God." (1 Peter 5:6.) I am here directed and enjoined to
humble myself under the mighty hand of God. But can I do
so? No, I cannot! I may make the attempt. I may fall on my
knees, confess my sins, put my mouth in the dust—at least
do all this in words. But can I produce in my soul . . .
that solemn humbling of my whole spirit before God,
that brokenness and contrition of heart,
that lying at His feet with weeping and supplications,
that giving up of myself into His hands,
without which all my humbling of myself is but lip service?
No! I can do none of these things! I am so thoroughly
destitute and helpless that I cannot produce one grain
of real humility in my own soul.
But let the Holy Spirit graciously work upon my heart;
let Him fill me with a deep sense of the mighty hand of
God over me and under me; let Him humble me in my
inmost soul as the very chief of sinners; let my heart
be broken and my spirit made contrite under a sight
of my sins; and a sight, too, of the life and sufferings
and death of my dear Redeemer—how then, can I not
humble myself under the mighty hand of God?
Is any spot too low for me to creep into and lie in?
Where are my pride and self-righteousness now?
Does not sweet humility fill and possess my soul?
All doctrine, all experience, all precept
All doctrine, all experience, all precept center, as one
grand harmonious whole, in the glorious Person of the
Son of God. From Him they all come; to Him they all flow.
Severed from Him . . .
doctrine is seen to be but a withered branch;
experience but a delusive dream;
precept but a legal service.
But His light enlightening, His life quickening, His power
attending the word of His grace—doctrine is seen to be
no longer doctrine dry and dead, but glorious truth;
experience to be not a mere matter of fluctuating feeling,
but a blessed reality, as the very kingdom of God set up
with a divine power in the heart; and obedience not a
legal duty, but a high, holy, and acceptable service.
"Make a tree good and its fruit will be good, or
make a tree bad and its fruit will be bad, for a
tree is recognized by its fruit." Matthew 12:33
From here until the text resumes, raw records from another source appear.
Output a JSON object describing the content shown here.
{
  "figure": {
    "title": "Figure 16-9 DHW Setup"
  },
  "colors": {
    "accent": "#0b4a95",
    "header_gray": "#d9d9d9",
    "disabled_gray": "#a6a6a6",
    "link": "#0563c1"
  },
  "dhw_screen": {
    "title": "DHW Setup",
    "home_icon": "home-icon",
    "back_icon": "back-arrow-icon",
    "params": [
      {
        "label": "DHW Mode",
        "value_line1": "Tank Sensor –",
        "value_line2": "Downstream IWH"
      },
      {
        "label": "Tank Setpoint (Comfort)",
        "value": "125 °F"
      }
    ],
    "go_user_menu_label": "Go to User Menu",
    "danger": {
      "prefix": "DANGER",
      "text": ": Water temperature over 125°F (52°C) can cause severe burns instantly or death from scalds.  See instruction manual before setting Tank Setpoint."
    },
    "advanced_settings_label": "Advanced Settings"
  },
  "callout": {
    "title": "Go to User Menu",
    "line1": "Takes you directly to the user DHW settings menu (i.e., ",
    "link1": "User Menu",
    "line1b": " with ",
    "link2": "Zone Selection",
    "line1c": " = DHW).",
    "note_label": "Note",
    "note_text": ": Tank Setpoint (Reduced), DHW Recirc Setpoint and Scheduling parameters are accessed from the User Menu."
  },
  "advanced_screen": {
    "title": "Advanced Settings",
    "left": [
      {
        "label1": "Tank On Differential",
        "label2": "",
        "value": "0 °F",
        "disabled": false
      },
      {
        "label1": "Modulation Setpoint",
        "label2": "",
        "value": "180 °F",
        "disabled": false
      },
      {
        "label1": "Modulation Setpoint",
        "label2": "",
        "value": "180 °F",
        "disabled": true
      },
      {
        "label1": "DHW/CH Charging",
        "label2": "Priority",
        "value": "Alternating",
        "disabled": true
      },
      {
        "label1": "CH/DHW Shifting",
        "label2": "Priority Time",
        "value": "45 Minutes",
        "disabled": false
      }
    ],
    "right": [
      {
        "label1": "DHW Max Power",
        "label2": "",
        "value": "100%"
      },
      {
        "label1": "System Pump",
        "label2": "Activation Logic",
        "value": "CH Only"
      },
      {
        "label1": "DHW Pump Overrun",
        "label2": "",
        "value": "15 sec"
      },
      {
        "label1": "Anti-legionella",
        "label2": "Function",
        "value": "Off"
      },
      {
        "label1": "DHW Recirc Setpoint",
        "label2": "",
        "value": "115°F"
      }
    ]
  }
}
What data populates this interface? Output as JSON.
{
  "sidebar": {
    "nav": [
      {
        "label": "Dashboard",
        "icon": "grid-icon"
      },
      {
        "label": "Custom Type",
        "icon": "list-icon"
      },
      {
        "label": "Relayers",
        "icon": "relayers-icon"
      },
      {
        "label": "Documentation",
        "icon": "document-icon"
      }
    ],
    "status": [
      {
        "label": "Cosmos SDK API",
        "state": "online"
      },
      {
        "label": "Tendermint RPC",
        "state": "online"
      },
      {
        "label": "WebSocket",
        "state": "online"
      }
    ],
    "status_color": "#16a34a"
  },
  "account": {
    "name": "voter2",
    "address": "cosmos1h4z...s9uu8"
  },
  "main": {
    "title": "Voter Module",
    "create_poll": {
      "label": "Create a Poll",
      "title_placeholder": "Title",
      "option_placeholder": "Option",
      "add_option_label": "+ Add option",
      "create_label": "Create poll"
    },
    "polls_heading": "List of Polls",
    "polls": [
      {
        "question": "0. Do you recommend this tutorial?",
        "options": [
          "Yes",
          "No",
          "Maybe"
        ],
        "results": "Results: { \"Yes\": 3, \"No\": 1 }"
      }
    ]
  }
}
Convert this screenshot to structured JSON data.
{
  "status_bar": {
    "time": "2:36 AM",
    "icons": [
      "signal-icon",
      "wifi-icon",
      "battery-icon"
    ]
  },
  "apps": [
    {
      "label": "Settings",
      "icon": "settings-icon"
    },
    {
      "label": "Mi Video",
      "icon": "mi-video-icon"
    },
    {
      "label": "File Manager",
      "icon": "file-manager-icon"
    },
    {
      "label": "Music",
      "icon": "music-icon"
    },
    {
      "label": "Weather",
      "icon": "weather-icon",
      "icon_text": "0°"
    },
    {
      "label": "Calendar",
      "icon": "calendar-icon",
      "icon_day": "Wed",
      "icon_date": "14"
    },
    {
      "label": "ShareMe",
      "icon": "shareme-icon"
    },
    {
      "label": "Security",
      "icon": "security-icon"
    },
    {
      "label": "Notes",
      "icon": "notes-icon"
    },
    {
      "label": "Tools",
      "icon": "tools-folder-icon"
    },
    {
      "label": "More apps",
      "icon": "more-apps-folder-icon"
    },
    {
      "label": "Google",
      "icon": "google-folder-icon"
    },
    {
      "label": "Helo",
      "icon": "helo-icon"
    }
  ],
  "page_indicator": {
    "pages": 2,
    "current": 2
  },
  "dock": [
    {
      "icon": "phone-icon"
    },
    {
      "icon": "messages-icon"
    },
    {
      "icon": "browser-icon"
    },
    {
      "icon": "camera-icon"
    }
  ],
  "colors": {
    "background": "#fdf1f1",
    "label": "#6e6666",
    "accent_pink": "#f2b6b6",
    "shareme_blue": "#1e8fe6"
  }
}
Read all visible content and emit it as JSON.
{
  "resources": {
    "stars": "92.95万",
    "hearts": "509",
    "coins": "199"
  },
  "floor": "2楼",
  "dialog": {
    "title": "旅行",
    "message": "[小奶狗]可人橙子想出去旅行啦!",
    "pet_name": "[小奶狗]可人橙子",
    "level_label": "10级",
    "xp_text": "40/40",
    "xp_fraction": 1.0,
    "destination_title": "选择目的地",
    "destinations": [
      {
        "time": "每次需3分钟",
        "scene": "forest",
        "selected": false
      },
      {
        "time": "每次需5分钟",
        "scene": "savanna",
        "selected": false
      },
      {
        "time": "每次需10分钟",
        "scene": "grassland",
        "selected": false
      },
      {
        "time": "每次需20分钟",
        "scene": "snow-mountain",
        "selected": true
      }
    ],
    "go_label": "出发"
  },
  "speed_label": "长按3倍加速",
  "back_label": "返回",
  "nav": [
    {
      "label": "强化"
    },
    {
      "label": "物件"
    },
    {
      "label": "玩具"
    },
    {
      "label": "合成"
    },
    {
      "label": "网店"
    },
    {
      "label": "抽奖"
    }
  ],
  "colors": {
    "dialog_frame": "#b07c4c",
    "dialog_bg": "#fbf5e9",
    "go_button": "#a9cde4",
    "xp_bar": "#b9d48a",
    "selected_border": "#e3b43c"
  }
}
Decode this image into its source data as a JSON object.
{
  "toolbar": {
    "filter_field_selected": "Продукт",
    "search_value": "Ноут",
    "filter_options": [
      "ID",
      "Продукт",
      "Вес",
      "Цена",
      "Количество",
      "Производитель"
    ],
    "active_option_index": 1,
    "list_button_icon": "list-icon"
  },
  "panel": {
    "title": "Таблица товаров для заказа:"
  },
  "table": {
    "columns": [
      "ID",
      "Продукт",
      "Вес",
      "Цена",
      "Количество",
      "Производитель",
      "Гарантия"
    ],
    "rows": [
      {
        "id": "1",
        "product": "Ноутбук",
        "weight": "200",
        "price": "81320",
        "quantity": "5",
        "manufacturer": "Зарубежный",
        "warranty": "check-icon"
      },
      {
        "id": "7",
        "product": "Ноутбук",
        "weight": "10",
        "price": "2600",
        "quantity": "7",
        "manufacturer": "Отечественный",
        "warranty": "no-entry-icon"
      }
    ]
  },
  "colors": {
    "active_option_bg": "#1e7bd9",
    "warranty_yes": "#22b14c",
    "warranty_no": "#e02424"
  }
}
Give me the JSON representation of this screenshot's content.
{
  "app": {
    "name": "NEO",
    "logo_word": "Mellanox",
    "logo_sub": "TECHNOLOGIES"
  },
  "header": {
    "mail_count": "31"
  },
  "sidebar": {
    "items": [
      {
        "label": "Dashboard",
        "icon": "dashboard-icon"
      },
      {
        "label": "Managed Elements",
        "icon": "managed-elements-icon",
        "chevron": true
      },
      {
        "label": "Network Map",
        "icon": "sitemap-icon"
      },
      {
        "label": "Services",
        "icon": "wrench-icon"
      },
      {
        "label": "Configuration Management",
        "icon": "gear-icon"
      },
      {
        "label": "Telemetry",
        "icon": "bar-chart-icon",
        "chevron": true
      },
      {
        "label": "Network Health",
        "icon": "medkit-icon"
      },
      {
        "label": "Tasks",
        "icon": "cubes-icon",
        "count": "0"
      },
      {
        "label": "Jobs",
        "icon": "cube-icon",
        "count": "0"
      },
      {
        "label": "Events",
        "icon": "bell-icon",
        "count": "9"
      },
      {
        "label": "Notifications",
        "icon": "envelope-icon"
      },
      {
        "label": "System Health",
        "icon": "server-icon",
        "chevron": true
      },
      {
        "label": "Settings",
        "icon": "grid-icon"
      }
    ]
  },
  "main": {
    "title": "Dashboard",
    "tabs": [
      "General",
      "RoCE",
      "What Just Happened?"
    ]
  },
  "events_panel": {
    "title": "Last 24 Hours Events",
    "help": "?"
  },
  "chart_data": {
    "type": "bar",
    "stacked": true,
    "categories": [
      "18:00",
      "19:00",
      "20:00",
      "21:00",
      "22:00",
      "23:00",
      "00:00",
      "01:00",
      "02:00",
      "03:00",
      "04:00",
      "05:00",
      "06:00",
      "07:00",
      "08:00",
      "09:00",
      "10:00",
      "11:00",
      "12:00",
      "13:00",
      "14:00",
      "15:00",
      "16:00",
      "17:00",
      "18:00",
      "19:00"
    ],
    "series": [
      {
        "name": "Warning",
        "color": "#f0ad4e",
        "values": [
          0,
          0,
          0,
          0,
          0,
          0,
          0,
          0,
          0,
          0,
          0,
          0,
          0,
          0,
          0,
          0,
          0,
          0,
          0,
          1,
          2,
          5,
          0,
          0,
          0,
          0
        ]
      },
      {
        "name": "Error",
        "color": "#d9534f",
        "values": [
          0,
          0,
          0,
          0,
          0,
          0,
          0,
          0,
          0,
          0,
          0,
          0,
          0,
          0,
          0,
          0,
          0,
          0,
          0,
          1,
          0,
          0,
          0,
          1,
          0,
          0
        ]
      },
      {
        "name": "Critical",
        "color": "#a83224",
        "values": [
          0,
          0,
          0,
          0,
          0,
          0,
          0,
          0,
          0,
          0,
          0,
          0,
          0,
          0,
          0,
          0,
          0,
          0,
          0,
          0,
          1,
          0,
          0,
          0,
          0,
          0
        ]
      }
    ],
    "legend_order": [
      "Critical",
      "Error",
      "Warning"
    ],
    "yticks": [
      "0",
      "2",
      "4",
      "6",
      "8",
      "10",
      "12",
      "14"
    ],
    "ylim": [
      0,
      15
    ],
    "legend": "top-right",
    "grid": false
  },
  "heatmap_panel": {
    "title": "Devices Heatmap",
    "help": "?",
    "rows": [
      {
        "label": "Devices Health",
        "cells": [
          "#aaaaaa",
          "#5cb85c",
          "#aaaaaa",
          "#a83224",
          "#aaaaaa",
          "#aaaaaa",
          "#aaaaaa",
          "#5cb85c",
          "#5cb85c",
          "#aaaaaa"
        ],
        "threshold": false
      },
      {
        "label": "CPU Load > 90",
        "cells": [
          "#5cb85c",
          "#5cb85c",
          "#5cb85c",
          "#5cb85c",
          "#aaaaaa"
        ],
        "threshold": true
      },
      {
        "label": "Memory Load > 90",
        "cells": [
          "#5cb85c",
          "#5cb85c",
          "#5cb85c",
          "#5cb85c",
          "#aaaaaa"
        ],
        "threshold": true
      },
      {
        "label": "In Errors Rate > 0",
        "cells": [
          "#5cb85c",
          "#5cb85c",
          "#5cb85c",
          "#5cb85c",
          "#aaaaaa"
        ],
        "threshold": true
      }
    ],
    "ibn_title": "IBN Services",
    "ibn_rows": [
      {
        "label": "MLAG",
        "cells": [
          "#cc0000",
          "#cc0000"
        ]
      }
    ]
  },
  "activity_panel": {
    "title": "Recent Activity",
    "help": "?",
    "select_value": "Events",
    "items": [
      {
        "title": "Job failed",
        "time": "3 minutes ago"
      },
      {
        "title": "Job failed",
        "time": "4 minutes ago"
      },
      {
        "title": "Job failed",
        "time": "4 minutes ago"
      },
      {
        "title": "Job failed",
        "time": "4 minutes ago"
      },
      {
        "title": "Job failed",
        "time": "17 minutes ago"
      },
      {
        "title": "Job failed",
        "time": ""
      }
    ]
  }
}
Gospel fruit can only grow upon a gospel tree,
and thus the fruits of a holy and godly life must
spring out of the divine operations of the Holy
Spirit upon the heart.